REQUIRED ACTION: Search term "photo": please copy every line of the records below that contains it.
** SOURCE RECORDS follows **
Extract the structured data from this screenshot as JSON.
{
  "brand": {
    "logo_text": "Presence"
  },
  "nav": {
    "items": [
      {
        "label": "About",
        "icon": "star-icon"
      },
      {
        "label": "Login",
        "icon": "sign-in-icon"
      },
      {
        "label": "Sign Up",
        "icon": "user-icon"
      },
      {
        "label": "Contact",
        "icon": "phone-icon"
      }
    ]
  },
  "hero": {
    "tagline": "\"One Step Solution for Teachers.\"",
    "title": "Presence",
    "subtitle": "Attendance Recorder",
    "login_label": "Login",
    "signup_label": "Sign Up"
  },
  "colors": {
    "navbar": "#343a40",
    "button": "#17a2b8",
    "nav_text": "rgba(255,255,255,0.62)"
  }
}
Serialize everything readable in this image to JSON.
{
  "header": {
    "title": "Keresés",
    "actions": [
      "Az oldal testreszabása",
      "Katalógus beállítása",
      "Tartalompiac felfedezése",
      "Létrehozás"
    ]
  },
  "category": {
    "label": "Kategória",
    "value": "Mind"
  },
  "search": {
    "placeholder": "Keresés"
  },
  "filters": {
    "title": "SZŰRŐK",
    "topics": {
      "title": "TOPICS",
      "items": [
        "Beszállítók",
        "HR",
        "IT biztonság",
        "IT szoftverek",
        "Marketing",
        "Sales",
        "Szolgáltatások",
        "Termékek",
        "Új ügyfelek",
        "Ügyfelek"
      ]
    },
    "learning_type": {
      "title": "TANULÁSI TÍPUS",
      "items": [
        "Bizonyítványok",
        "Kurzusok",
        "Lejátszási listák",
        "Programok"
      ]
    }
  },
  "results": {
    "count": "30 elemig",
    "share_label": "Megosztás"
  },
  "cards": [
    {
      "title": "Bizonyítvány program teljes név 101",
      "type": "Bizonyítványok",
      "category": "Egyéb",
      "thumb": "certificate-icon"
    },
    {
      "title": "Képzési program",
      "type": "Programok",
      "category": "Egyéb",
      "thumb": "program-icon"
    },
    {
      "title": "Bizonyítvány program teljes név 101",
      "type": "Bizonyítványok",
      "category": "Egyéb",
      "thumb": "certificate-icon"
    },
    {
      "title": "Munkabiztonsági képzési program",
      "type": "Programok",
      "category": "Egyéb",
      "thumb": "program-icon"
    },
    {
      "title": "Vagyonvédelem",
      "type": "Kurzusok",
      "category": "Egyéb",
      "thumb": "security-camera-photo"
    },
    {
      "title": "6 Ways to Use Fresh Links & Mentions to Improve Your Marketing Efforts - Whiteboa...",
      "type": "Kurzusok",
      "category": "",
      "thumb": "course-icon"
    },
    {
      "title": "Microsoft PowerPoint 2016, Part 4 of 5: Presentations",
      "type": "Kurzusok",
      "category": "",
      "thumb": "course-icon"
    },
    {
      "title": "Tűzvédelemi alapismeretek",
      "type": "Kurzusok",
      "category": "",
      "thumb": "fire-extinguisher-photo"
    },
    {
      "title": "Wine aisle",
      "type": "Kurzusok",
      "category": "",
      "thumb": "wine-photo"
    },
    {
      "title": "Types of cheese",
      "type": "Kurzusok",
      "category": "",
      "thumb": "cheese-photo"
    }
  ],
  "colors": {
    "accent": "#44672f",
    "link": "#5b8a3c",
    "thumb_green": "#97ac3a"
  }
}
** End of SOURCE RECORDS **
EXERCISE ANSWER:
      "thumb": "security-camera-photo"
      "thumb": "fire-extinguisher-photo"
      "thumb": "wine-photo"
      "thumb": "cheese-photo"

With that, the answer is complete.